A Plan to Put Us Out of Business
Angus Dwyer and Will Baude, two Yale Law students, debate the merits of an unusual proposal put forth by Professor Mashaw: What if the Supreme Court appointed the lower federal judges rather than the President nominating judges with the advice and consent of the Senate? I'll tell you what would happen -- this blog would have a lot less to talk about. But that's a different story.
Dwyer does a decent job of explaining why, at least if district and circuit judges are considered "inferior officers," this plan wouldn't present any constitutional problems. He also makes a sensible argument that it might ease some of the gridlock of the current judicial nomination process and (perhaps) result in less political appointees.

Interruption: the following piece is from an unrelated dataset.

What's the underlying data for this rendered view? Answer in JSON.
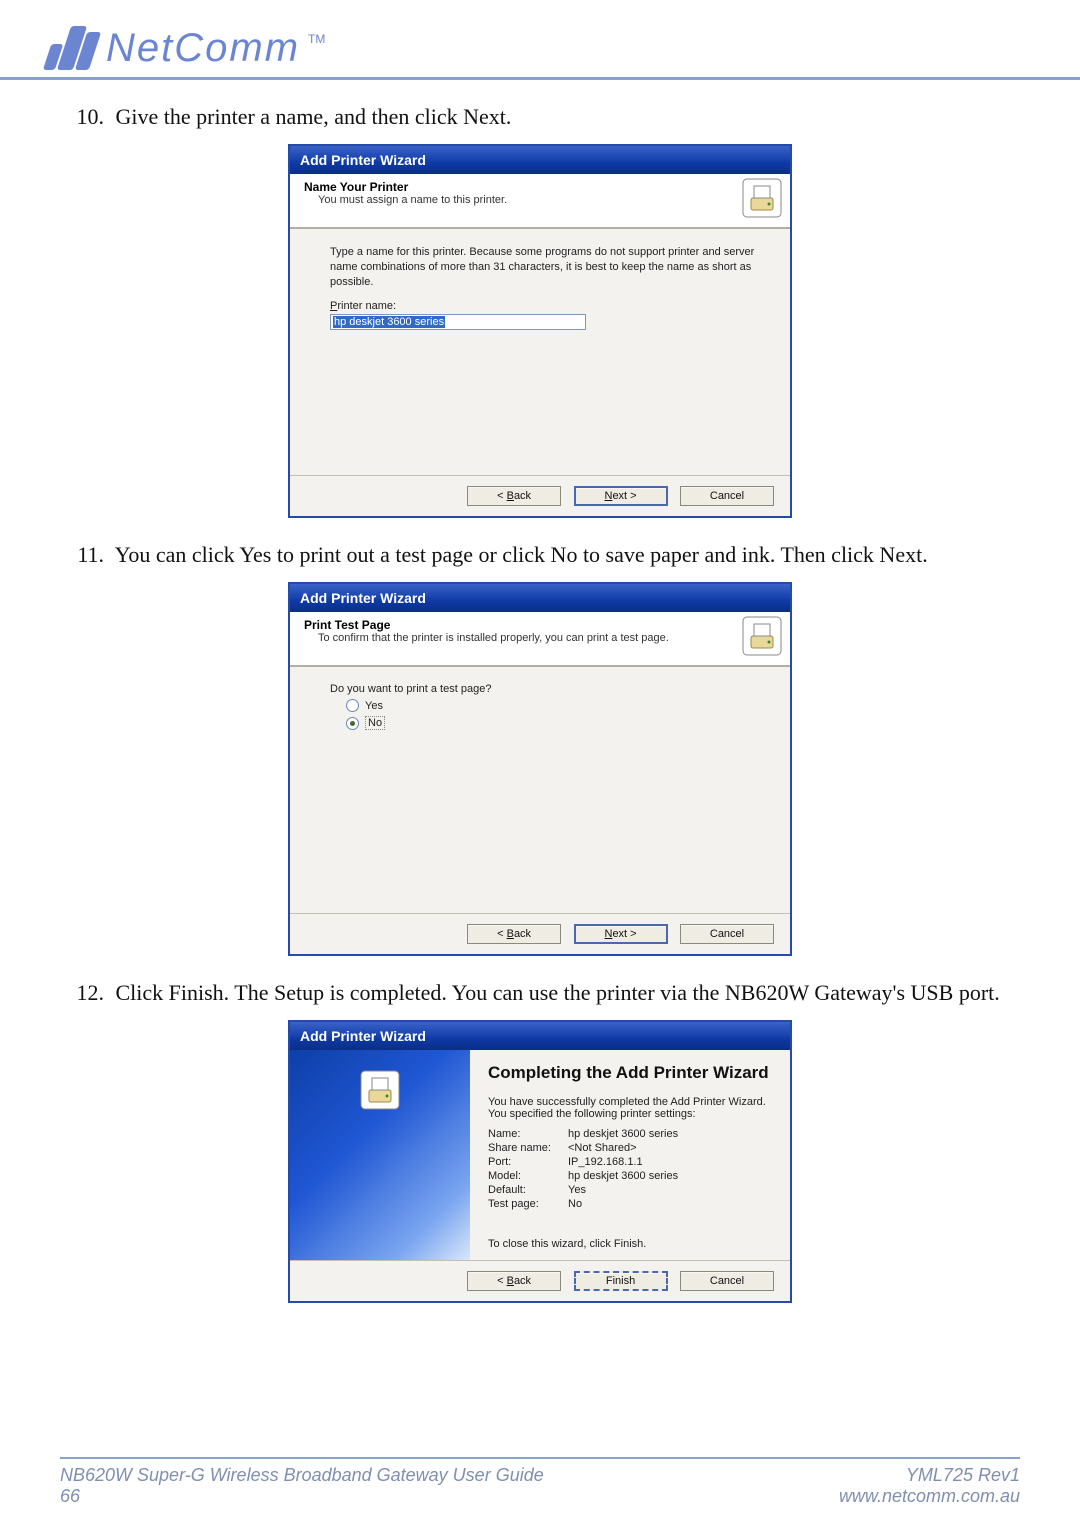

Will contends that there is a danger that allowing the Supreme Court to appoint its own inferior courts would only entrench the high court's own ideology and bias.
I think Will is pretty close to getting it. The problem here is one of separation of powers. The framers very carefully chose to have the judiciary appointed through the advice and consent model so as to have an independent third branch in which each of the other two had a say regarding its composition. Taken a step further, the Judiciary -- the final arbiter of "what the law is" -- was to be picked by a system resulting from a compromise between national interests (represented by the President) and the states' interests (represented by the Senate). Allowing the Supreme Court to control the process, then, would disrupt these checks and balances. Granted, the nine members of the Supreme Court would still be appointed in the same manner, but that doesn't satisfy the intent of the original system when you consider that the vast bulk of the federal judiciary -- over 850 active judges -- would be picked independent of the advice and consent system.
In short, the idea, while intriguing, wouldn't work. The framers were concerned about improper influence in the appointments process, which is why one faction resisted giving the power solely to the President, and another resisted giving the same to the Senate. To contravene both and give it to 9 (or, I suppose, 5) Supreme Court justices, I believe, would please none of the Framers.
Update: More thoughts from "The Fox."